Congress cleared the way for Cuba to buy U.S. agricultural commodities in 2000. But groups such as the USA Rice Federation say a 2005 interpretation of the law by an arm of the Treasury Department, requiring payment before goods were shipped, severely restricted sales.
"More and more in Congress feel the Cuba (trade) policy has served its time and it's time for new and better ways to deal with" it, said Jamie Warshaw, federation chairman and a rice mill operator in Lake Charles, La.
At least 15 senators have joined agricultural groups in calling for greater trade with Cuba, including Montana Sen. Max Baucus, chairman of the Senate Finance Committee. He plans to introduce legislation to make it easier for U.S. farmers and ranchers to do business with Cuba.
Cuba was the top U.S. rice export market before the 1962 embargo. The industry believes if restrictions were eased, the island market could reach 400,000 metric tons a year or better for rice growers in Arkansas, Louisiana, Texas, Missouri and Mississippi.
If realized, Cuba could become the United States' No. 2 rice export market, well behind Mexico but firmly ahead of Venezuela. It also could mean business for Gulf ports, such as New Orleans, which once counted Cuba as a leading trade partner.
It's unclear, however, how Cuba would react.
The Department of Agriculture said in a March 2008 report that officials with the Cuban agency handling U.S. food imports are "somewhat apprehensive about allowing the United States to provide a significantly larger proportion of Cuba's food import requirements."
Richard Fontenot, a rice grower near Ville Platte in south Louisiana, said freer trade would give U.S. rice producers a "definite advantage" over competitors in Thailand or Vietnam.
In March, the Office of Foreign Assets Control said it did not plan to revisit the Bush administration's interpretation of the 2000 Cuba-trade law.
Before the ruling, Cuban buyers would begin payment of goods once they were shipped from U.S. port, routing the payments through third-party banks. There were no reports of buyers taking possession of shipments before completing payments, the 15 senators told Treasury Secretary Timothy Geithner in a March letter.
The senators said that practice worked well and have asked Geithner to change the Bush interpretation, which they believe could allow agricultural sales to Cuba at more robust levels.
Rice exports to Cuba fell from about 176,630 metric tons in 2004 to less than 13,000 metric tons in 2008, the federation said.
U.S. agricultural exports to Cuba averaged more than $350 million a year between 2004 and 2006 before hitting $691 million last year. Parr Rosson, a Texas A&M University agricultural economist and director of its Center for North American Studies, attributes the spike in dollar value in part to factors such as the hurricanes that devastated Cuba in 2008 and the lower value of the U.S. dollar.
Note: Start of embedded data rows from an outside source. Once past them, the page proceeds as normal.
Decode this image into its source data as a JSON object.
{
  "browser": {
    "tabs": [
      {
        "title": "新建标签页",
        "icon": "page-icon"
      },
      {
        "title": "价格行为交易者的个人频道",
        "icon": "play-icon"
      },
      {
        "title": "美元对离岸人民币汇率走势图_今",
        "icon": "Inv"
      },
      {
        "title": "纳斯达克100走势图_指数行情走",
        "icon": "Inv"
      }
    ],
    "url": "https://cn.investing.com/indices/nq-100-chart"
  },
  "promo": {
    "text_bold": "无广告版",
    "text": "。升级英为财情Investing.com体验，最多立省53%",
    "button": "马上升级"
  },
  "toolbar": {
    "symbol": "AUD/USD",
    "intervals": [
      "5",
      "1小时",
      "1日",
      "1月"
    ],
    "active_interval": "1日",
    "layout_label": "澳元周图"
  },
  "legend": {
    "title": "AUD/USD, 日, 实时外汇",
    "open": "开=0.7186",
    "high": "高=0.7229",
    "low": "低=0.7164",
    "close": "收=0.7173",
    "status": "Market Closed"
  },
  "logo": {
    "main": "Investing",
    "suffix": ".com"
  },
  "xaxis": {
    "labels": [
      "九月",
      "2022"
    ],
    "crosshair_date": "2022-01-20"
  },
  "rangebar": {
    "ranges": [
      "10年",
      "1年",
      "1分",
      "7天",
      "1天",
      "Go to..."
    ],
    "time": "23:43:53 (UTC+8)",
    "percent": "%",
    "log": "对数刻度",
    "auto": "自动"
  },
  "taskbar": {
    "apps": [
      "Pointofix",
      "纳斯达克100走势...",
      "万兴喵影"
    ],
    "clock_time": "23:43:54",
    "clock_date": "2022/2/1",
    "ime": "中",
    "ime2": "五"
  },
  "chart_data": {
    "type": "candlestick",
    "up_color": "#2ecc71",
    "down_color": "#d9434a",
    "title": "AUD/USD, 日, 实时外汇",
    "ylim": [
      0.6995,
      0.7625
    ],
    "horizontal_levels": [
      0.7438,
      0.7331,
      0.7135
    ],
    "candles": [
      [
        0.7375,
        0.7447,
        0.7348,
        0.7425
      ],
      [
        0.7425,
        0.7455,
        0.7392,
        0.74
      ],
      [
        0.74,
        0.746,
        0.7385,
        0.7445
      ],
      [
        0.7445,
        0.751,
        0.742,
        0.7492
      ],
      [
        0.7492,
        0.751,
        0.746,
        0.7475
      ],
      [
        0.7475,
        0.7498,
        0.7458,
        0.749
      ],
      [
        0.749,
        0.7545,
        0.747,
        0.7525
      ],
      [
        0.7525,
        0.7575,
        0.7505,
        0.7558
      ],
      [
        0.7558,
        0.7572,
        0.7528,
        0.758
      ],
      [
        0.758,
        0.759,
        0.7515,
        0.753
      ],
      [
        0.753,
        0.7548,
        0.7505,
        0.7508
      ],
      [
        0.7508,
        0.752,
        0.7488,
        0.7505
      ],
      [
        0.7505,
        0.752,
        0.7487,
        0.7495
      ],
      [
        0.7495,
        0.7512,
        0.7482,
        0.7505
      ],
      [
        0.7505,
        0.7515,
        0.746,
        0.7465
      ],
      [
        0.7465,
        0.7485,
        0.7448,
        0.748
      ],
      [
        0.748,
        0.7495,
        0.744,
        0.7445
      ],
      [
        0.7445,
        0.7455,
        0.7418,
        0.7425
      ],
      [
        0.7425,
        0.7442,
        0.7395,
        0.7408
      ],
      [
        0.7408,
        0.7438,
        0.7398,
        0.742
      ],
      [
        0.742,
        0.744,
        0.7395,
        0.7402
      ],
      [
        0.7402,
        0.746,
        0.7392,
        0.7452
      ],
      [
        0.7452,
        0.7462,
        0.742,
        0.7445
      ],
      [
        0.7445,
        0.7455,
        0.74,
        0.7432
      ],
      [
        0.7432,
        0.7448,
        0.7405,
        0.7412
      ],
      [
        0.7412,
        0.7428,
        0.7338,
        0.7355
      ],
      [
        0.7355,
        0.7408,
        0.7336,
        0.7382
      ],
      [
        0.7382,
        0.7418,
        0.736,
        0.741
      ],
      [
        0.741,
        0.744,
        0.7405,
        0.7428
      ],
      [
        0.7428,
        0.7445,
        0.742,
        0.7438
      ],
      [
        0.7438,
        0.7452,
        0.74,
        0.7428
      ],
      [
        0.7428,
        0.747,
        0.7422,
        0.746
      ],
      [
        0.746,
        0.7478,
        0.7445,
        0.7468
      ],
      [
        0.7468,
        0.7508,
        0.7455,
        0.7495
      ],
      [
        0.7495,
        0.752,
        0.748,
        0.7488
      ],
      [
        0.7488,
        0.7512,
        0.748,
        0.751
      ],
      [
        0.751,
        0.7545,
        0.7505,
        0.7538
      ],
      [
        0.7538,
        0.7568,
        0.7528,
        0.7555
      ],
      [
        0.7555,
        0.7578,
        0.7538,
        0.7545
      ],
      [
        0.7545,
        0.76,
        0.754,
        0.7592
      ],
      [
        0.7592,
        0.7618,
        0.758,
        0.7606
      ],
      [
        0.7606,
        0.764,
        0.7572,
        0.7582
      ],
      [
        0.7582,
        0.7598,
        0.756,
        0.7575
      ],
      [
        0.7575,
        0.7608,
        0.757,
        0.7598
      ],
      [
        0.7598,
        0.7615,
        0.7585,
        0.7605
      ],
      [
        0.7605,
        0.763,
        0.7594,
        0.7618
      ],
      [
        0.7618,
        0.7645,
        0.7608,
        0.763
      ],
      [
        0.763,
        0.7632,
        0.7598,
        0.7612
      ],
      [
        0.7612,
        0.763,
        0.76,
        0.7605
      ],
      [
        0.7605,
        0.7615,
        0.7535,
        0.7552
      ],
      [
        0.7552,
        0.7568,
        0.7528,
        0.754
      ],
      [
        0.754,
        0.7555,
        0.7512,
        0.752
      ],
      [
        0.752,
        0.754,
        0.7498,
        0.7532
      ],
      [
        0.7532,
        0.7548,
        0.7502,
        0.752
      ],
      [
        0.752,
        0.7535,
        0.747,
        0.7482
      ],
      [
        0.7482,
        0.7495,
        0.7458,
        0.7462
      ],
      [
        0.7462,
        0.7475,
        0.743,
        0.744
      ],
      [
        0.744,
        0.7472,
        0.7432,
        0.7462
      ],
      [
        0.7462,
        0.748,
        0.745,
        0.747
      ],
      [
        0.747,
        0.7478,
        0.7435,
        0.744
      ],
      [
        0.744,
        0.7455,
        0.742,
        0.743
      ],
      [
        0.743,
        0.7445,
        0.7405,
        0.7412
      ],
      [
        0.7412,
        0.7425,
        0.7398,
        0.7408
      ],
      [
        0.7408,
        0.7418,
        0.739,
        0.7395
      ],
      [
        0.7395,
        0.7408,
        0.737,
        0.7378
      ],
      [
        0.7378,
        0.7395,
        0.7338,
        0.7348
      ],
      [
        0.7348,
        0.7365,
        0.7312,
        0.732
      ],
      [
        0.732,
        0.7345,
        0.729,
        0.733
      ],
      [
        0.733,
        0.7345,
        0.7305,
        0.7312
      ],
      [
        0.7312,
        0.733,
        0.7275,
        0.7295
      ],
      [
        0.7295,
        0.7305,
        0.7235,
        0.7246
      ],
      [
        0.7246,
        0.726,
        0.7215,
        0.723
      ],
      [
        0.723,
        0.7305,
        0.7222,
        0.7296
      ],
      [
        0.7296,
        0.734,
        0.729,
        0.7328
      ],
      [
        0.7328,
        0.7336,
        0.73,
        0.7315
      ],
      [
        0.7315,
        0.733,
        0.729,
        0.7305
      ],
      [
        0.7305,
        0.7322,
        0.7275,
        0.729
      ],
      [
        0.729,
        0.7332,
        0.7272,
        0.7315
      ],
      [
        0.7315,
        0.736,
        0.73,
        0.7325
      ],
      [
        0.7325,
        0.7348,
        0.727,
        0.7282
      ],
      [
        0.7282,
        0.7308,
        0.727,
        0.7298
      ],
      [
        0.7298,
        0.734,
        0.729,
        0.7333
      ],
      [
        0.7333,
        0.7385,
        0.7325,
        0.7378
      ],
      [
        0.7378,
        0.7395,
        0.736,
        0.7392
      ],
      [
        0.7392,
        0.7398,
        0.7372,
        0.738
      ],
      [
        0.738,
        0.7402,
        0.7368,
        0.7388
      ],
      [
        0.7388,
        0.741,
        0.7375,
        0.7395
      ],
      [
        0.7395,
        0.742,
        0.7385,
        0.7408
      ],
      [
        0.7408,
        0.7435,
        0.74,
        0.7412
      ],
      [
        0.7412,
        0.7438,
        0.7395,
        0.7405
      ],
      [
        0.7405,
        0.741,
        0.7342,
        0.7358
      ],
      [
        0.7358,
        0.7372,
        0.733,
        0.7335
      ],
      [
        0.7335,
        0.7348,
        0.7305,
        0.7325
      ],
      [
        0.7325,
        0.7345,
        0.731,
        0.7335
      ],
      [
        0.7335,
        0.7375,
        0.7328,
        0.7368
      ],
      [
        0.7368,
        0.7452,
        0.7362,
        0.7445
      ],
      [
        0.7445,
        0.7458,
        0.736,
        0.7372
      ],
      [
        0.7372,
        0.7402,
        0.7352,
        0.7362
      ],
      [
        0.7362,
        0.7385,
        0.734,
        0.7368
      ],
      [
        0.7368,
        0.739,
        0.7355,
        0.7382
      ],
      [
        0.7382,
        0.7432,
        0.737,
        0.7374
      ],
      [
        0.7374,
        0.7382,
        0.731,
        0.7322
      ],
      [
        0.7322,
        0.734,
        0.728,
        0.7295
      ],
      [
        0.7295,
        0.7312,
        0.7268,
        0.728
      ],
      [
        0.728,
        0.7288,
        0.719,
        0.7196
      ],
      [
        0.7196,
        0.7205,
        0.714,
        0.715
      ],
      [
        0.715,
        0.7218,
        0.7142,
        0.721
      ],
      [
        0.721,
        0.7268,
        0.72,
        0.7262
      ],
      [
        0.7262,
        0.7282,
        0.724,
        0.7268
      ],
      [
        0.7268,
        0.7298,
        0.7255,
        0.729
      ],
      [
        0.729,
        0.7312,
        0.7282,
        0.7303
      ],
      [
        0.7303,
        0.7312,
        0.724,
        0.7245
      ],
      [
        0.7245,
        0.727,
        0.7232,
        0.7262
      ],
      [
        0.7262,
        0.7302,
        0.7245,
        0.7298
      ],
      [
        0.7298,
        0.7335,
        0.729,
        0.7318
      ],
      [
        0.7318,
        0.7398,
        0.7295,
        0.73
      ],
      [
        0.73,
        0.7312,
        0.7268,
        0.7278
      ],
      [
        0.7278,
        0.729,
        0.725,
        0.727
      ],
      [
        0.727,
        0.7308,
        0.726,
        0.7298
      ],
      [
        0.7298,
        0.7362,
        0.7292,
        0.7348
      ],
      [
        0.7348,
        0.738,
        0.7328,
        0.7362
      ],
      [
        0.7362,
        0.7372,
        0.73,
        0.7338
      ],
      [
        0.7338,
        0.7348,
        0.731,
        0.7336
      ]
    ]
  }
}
For the first two months of 2009, agriculture sale to Cuba were about $6 million lower than in the same period in 2008. Flynn Adcock, the center's international program coordinator, said it's difficult to say whether this year's sales will top last year's, given the global economic woes, but said it's possible to at least near last year's levels.
Rosson said sales for agricultural commodities and goods to Cuba - meat, rice, Northern-produced peas, corn, soybeans and dairy products, among them - could top $1 billion, if restrictions were relaxed.
Even with the Bush policy change, the United States remained Cuba's most important food and agricultural product supplier, accounting for more than a quarter of such imports, according to the U.S. Department of Agriculture.
A more open market would likely give U.S. rice exporters an advantage over competitors such as Vietnam. Mostly that's because Cuba is near major shipment locations such as south Louisiana, cutting shipping costs and time to market.
Roger Johnson, former North Dakota agriculture commissioner who said he has visited Cuba eight times, said the trade embargo has been a "disastrous policy" that no longer makes sense.
"We ought to be selling more food. We ought to be removing the barriers to selling food," said Johnson, now head of the National Farmers Union.
But he also said he understands diplomacy and the need for give-and-take, from Cuba, too.
While some farm groups want trade normalized, they acknowledge that isn't likely to happen soon.
"It's going to be a slow process," Warshaw said.